I've never seen a good all-in-one kit, but the various bits are cheap. Here are some amazon links, not sure if they work everywhere, but you should get an idea. If you're in the UK, I'd recommend a supplier like Bitsbox, because they have a relatively limited range, so it's less overwhelming.
1. These Pots look OK
- you should be able to force them into the pins on the breadboard, and they're cheap.
- You're looking for 10-50k Linear pots, also often called B pots. So B10k is good, A10k isn't good. Single gang = one track. Dual gang = two tracks (like for a stereo volume control) you don't want dual gang for this kind of prototyping.
- You want pots with PCB pins you can force into the breadboard. Some pots have solder lugs - to use those, you'll have to solder on some bits of solid core 22awg wire, which you can then force into the breadboard. Remember, if you buy the wrong kind, it's probably quicker to buy some more, rather than messing about trying to get them to work...
- The neatest pots for breadboard are Alpha Vertical pots like these: http://www.bitsbox.co.uk/index.php?main_page=product_info&cPath=94_325&products_id=2287 with the tabs snipped off.
2. This Breadboard looks perfect
- Any common breadboard will work.
3. These Jumper wires are messy but quick and easy
- Or you can use any SOLID CORE reasonably thin wire, 22AWG is good, and you'll need wire strippers
4. I use these really tiny tactile buttons
- Any through hole tactile buttons should work - 2 pins or 4 pins, experiment to make sure you've found the pins that are switched!
- They're quite small and fiddly, but come in a bag of 50 so you've got plenty of spares...
5. I'd buy this bundle of LEDs
- Any LEDs will work. You'll probably need wire trimmers to make them a bit shorter and neater in the breadboard. When trimming, cut the long lead longer than the short lead, so you know which way round they go.
- Some LED bundles include flashing or multi-colour LEDs, which could be really confusing in this context.
- RGB (red, green, blue) LEDs are also fun if you connect them to 3 x PWM outputs.
6. If you use LEDs, you'll need resistors to protect the LEDs from excess current
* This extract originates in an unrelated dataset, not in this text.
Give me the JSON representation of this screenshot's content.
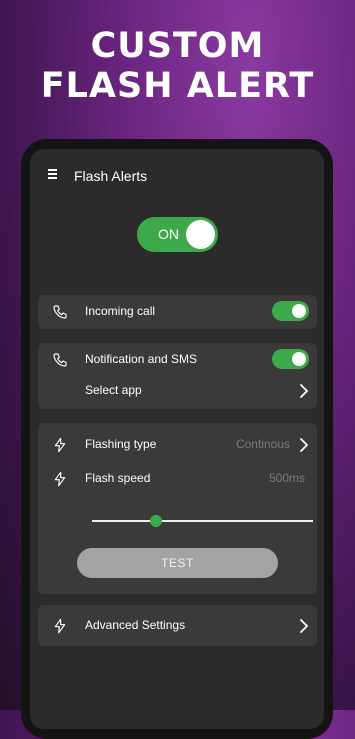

- Any value from 220 ohms to 3,000 ohms (3K) should be fine - smaller the resistor value, the brighter the LED (ie 220R is very bright, 3K less bright). If you have 'ultrabright' LEDs, then they'll be REALLY bright with 220 ohm resistors, you might want 5k or 10k. They'll work fine, just burn your eyes
- The resistor type (carbon, metal film etc) doesn't matter here. But be careful with the value. If you buy 220K rather than 220R or 220Ω (same thing) then you won't be able to see your LED glowing, it will be so pale.
- Resistor value clarifier: Ohm = Ω = R. 1000 ohm = 1K. So 1000 Ohm = 1000Ω = 1000R = 1K. You sometimes see the notation where people write 4.7K as 4K7, I think because in old printing systems, the . might have got lost.
HAVE FUN, remember you probably can't break anything much.
You can now make this: https://www.instagram.com/p/_roKoUjmYD/